Next up from Mircosoft Learning: a shameless appeal to get IT pros to certify on MCSA: Windows 8(.1) by May 31. The carrots that's being dangled is a free attempt at passing the Windows 10 exam (70-697) when it becomes available later in 2015 (or early 2016).


The same Second Shot coverage that applies to the Windows Server 2012 MCSA also applies to this one, so those who take and fail any of the two exams involved (70-687 and -688, first Configuring, second Supporting, both for Windows 8.1) can schedule a free retake subject to Second Shot limitations, before the end of June 2015.


This offer is also the first I've heard of an exam number for Windows 10 — 70-697 — so I'm guessing it's the Configuring exam for that OS, with a Supporting to follow sometime later (or possibly, it's an upgrade exam that incorporates both Configuring and Supporting elements — not much info available at this point).


And SQL Server All 'Round


And finally, Mircosoft Virtual Academy has released free online training resources for all of the company's SQL Server-related exams: the MCSA: SQL Server 2012 collection (70-461, -462, and -463; Querying, Administering and Implementing a Data Warehouse, respectively), and the four exams for the MCSE: SQL Server 2012 (70-464, -465, -466, and -467; Developing, Designing, Implementing and Designing Business Intelligence Solutions, respectively).


That's a whole lotta free training for zero cash-a-mundo.

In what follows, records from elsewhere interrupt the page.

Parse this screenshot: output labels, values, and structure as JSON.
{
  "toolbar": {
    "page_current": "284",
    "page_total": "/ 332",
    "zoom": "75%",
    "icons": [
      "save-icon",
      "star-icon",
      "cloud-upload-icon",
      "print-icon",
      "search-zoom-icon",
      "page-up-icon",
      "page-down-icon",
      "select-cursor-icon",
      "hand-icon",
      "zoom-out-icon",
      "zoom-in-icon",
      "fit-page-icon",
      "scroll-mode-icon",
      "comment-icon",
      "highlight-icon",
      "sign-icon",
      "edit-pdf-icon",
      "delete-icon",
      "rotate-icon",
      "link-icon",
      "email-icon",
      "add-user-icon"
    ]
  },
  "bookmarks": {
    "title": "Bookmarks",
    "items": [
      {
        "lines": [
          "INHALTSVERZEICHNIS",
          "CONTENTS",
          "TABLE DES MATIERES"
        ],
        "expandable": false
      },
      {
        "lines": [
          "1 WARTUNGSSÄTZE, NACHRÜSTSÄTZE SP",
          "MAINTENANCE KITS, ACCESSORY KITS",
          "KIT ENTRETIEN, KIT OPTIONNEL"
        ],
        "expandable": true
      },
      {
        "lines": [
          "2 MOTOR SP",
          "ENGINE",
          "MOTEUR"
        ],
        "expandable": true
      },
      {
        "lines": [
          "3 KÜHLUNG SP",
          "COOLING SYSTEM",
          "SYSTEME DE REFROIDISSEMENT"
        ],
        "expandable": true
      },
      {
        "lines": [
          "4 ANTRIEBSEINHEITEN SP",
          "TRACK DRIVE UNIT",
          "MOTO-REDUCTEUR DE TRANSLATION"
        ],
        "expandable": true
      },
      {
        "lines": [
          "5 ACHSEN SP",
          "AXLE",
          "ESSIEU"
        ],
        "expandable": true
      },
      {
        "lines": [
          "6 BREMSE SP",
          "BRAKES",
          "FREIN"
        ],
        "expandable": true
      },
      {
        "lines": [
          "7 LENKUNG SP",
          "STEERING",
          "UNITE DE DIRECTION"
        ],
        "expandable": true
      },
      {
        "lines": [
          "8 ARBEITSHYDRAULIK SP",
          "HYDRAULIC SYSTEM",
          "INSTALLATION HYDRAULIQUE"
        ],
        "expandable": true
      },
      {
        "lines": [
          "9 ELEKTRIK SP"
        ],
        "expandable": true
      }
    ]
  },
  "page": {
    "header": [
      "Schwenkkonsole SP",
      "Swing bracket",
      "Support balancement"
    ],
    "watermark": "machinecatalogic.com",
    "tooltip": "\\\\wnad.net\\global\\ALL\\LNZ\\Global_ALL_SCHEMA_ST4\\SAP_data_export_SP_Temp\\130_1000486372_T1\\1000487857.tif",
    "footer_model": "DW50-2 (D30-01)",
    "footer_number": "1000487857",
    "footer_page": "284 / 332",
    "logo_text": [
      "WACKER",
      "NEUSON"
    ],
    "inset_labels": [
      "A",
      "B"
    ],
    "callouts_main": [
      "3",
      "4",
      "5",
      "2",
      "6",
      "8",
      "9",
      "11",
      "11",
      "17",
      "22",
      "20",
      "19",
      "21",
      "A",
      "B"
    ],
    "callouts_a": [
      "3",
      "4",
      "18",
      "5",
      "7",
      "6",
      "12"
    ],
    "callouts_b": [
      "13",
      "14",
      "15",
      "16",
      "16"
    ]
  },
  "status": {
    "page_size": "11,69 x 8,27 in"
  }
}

And that, my friends, is a pretty hard deal to beat. If SQL Server is in (or near) your wheelhouse, then you'll want to check this out!


Would you like more insight into the history of hacking? Check out Calvin's other articles about historical hackery:
About the Author

Ed Tittel is a 30-plus-year computer industry veteran who's worked as a software developer, technical marketer, consultant, author, and researcher. Author of many books and articles, Ed also writes on certification topics for Tech Target, ComputerWorld and Win10.Guru. Check out his website at, where he also blogs daily on Windows 10 and 11 topics.